#### EXCERPTED DATA:
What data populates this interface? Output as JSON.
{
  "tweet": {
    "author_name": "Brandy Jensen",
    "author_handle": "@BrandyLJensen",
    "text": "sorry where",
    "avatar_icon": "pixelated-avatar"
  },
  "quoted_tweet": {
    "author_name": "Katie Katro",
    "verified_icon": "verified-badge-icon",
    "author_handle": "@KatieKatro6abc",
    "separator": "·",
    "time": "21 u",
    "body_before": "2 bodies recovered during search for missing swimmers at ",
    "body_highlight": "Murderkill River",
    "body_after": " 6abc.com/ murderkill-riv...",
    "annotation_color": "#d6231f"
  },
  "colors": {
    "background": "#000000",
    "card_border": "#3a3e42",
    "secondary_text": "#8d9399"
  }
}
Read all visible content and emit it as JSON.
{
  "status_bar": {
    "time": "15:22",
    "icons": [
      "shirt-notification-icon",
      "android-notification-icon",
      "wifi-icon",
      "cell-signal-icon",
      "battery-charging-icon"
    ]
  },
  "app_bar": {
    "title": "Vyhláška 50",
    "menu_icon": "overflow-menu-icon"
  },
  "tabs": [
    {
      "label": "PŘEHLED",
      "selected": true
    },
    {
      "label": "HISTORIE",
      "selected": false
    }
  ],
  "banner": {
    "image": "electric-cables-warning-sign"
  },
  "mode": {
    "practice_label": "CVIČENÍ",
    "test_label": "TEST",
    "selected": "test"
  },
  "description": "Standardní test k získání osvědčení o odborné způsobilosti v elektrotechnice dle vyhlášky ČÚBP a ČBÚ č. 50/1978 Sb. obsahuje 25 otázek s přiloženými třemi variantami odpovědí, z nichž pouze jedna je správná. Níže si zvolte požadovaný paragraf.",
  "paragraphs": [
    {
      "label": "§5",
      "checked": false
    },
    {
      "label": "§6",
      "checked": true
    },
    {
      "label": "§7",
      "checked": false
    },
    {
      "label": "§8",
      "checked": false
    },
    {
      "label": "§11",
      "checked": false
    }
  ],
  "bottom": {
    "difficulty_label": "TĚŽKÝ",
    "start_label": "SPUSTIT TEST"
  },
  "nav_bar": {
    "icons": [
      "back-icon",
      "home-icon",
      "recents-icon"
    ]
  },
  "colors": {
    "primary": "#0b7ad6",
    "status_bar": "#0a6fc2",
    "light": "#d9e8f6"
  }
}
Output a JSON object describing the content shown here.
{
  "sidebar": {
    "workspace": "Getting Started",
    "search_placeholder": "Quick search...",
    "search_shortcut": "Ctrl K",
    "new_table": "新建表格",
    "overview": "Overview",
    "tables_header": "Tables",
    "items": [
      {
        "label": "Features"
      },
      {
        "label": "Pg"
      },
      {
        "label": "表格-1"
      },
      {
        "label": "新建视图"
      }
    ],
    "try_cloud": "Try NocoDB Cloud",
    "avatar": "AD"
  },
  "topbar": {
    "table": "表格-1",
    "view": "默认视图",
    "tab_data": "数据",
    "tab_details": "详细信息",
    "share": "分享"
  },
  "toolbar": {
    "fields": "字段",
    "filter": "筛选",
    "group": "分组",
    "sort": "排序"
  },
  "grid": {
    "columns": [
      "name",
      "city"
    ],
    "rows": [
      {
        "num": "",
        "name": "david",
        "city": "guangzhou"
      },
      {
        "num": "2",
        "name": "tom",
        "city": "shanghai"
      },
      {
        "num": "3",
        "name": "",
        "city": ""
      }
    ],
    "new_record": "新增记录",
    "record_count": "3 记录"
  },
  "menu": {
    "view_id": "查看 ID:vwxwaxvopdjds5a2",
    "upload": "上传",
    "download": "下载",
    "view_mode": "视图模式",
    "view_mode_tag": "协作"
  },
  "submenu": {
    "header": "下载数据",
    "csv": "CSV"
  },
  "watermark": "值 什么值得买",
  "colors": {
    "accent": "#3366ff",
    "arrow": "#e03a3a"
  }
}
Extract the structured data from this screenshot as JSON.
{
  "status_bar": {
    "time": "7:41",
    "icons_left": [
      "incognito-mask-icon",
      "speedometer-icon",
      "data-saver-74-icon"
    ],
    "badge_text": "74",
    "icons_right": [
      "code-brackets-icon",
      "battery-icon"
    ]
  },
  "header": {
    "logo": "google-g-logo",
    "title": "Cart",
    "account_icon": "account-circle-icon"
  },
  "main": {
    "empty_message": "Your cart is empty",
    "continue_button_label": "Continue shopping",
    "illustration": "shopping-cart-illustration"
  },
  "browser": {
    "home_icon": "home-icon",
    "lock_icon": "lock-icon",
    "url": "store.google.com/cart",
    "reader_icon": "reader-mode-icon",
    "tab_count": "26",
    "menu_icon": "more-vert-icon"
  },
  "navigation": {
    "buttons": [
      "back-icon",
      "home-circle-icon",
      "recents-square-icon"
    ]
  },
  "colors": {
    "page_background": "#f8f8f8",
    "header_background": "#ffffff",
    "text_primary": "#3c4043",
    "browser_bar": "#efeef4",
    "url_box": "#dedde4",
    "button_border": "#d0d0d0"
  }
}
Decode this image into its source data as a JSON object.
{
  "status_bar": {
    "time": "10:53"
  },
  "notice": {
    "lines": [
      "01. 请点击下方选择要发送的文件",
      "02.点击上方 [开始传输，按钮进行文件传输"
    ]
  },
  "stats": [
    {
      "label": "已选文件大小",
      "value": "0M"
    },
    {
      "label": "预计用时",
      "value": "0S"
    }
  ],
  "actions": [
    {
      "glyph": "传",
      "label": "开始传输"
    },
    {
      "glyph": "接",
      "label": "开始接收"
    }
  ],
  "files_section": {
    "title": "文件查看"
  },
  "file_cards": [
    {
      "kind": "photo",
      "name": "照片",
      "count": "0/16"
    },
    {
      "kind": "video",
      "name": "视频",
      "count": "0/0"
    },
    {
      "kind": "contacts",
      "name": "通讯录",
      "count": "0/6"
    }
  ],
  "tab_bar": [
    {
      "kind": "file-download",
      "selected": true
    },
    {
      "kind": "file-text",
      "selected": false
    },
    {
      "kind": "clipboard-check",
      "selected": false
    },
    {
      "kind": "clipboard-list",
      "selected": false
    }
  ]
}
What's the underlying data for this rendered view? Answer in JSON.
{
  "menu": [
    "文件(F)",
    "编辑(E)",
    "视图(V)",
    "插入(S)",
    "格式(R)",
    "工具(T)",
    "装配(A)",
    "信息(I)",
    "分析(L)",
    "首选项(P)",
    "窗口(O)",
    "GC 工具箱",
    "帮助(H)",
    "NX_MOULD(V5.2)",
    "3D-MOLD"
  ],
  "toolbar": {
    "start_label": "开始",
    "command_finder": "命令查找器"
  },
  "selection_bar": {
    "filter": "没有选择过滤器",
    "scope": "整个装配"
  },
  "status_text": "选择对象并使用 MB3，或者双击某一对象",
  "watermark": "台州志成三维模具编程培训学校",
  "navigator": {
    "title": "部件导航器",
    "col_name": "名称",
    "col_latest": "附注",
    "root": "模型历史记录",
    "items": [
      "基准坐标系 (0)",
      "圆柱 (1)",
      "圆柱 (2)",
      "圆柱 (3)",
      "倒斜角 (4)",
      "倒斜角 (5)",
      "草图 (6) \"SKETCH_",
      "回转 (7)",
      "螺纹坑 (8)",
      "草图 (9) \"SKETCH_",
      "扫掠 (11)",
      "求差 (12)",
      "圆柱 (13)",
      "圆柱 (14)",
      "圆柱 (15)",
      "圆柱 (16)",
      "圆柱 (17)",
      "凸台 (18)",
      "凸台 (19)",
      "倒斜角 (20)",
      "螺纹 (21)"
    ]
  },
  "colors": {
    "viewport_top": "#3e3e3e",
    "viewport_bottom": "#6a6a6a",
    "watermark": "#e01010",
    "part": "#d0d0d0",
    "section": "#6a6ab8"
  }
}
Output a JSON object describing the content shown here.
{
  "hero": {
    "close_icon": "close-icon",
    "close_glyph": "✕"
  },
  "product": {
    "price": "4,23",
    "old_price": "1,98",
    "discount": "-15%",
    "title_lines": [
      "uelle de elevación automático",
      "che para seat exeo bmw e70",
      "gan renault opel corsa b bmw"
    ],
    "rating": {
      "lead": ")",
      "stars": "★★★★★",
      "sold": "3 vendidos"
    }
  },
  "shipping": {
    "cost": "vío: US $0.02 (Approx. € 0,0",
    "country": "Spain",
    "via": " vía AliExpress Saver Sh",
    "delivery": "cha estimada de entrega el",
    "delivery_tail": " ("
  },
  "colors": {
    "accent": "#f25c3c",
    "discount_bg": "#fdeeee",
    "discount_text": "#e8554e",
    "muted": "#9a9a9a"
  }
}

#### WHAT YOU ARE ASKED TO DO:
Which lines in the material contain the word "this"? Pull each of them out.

#### WRITTEN SOLUTION:
What data populates this interface? Output as JSON.
Extract the structured data from this screenshot as JSON.
Decode this image into its source data as a JSON object.
What's the underlying data for this rendered view? Answer in JSON.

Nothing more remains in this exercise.